But then if they were in a different situation and they had a best friend getting married and the best friend was like, "Oh, I don't really wanna spend that much money but I would like a nice dress," they would see the idea as a whole different solution.
Demi: Totally, totally, yeah. I think just being in the situation, you realize it does make sense. But of course, a random person on a Facebook group that's just throwing out random ideas left and right, you're probably like, "Who is this woman and when will she stop?"
Allanah: But I think that's a great way of testing your ideas as well, is just to throw it out there into a group. I've never really heard of people doing that with business ideas. With websites maybe, like Rate My Website but just to say, "What do you think about this idea?" That's ballsy and a really good idea.
Demi: Yeah. Thanks, it's crazy. It really is. I have surveys that I've done from years ago that I joke, I'm like, "This was the worst idea and people rated it a good idea." And I'll get 2,500 people replying with results and it's just funny to look back.
Even before, when I thought 20,000 people on Instagram was huge and now I'm looking at 3.5 million and I'm like, "What is this even? How do you even connect with 3.5 million people? How does that even work?"
Allanah: Yeah, that's crazy but you're doing it. I'm wary of taking up your day but it has been so lovely to speak to you about this whole thing.
Demi: That's so fun to just talk to random people. When you reached out, I was like, "Oh this is so random, and sure, we'll do it." I think the world is so small and there's always something I can help somebody with or a connection I can make that someday you may end up in San Francisco and whatever and you'll remember this conversation. The world is small.
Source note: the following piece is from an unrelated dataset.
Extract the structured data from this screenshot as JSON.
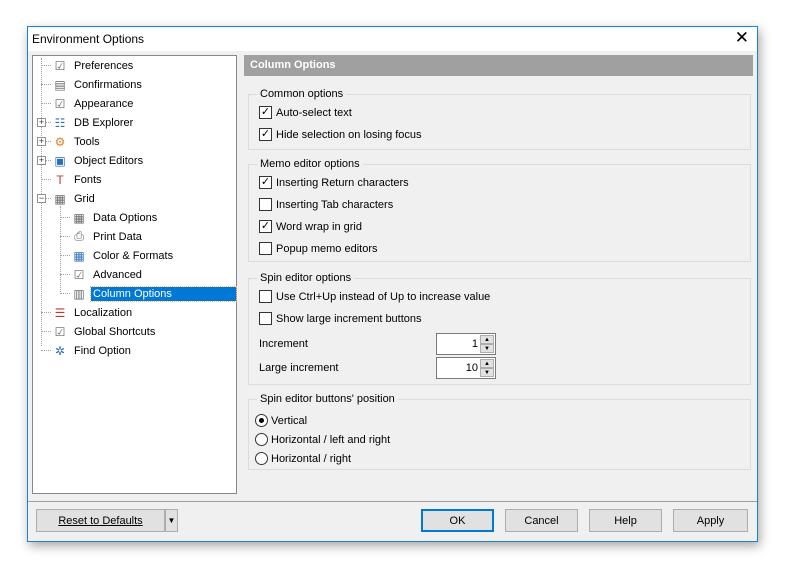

The world's so small.
Allanah: Thank you so much, Demi.
Demi: Yeah, it was so nice to meet you.
Allanah: Lovely to meet you and I'll be watching. So I'm happy to see where it goes next.